|Gus the Wise Man hound, who knows all of this inherently and would likely wonder why I am spending so long writing about it, when I should just be savoring the smell of the night and not worrying about precise language....|
I see what Nao does as storytelling through the body. It is very old stuff, this. How dance is the body's way of expressing its own mythos, its own understanding of the world. How the mind might learn much from this, and from being quiet. For a long time I had a hangup around the idea of dancing--that it had to be performative, and choreographed, but now I see that dance might be the oldest art of all—the body, reveling in its animal nature; the body, telling stories of what it has seen, and felt. Nao is a very special, very powerful gatekeeper in this regard, letting the strands of inspiration she has gathered from old tales and mystics and poems come down from somewhere through her, into her dancers, and then, I imagine, onward into the great big ground.
It was an honor and quite a joy to share this round space up north with Nao and her dancing women. My visit also overlapped with a workshop Nao and her friend Jessie Turner, a wonderful jewelry-smith and creative visioner, created together, called Conceiving the Muse. We explored the mother of the muses, Mnemosyne, who embodies what Nao called "Divine Remembrance," that very important act of really assimilating something-- a place, a bird, a conversation--in the remembrance of it, the burying of it in the body and then unearthing it again as some reflection which reminds you that all things are divinely connected, and Zeus, the Sky, the spark, the ignition. We explored how the act of creating is this combination of remembrance and activation, a constant dance—the field, the sun; the field, the sun.
The field cannot grow without the focused light of the sun. Nor can it grow without the remembrance of all life held in the wet earth. We live, it feels to me, in a world obsessed with activation and ignition. I myself am a bit obsessed with activation and ignition.

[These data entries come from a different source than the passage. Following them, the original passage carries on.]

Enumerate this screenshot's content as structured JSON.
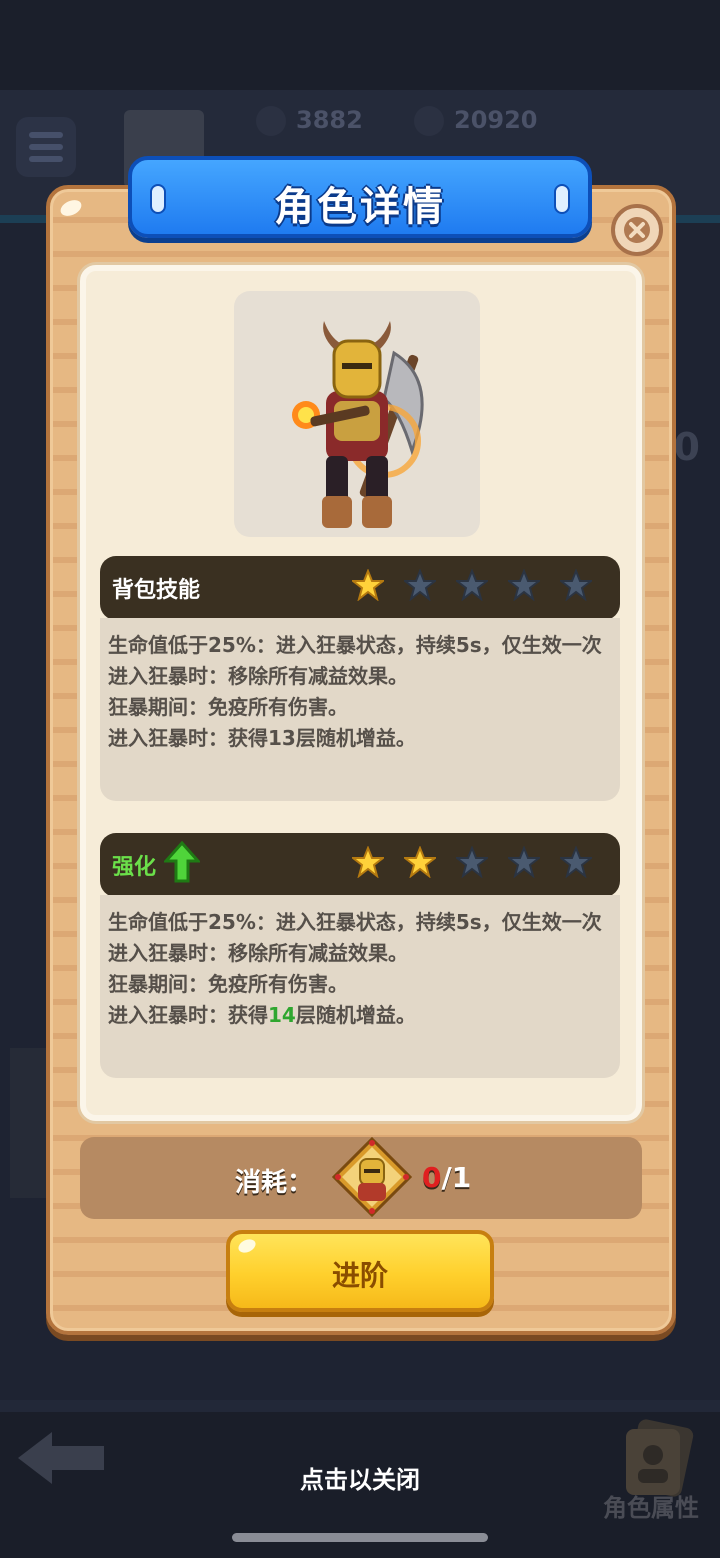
{
  "background": {
    "currency": [
      {
        "icon": "diamond-icon",
        "amount": "3882"
      },
      {
        "icon": "coin-icon",
        "amount": "20920"
      }
    ],
    "side_number": "0",
    "attribute_button_label": "角色属性",
    "close_hint": "点击以关闭"
  },
  "dialog": {
    "title": "角色详情",
    "skill_section": {
      "title": "背包技能",
      "stars_filled": 1,
      "stars_total": 5,
      "lines": [
        "生命值低于25%：进入狂暴状态，持续5s，仅生效一次",
        "进入狂暴时：移除所有减益效果。",
        "狂暴期间：免疫所有伤害。",
        "进入狂暴时：获得13层随机增益。"
      ]
    },
    "upgrade_section": {
      "title": "强化",
      "stars_filled": 2,
      "stars_total": 5,
      "lines": [
        "生命值低于25%：进入狂暴状态，持续5s，仅生效一次",
        "进入狂暴时：移除所有减益效果。",
        "狂暴期间：免疫所有伤害。"
      ],
      "last_line_prefix": "进入狂暴时：获得",
      "last_line_highlight": "14",
      "last_line_suffix": "层随机增益。"
    },
    "cost": {
      "label": "消耗：",
      "have": "0",
      "need": "/1"
    },
    "advance_button": "进阶"
  },
  "colors": {
    "highlight_green": "#2fa62f",
    "cost_missing_red": "#e02020",
    "star_gold": "#ffd23a",
    "star_empty": "#4a5a70"
  }
}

I'm almost constantly in activation mode, I'll admit it. But when we danced the field and the sun of the poem below (by the Persian mystic-poet-prostitute Rabia) and I was assigned the field—let me tell you, I've known few things as glorious as dancing myself a blade of grass, and then savoring the many hands of the sun.
This is what the mountain lion does in between the great ignition of her pounce: she savors.
The Way the Forest Shelters
I know about love the way
the field knows about light
the way the forest shelters
the way an animal's divine raw desire
seeks to unite with whatever
might please its soul--without a
single strange thought of remorse.
There is a peaceful delegation in us
that lobbies every moment
How will you ever find peace
unless you yield to love
the way the gracious earth does
to our hand's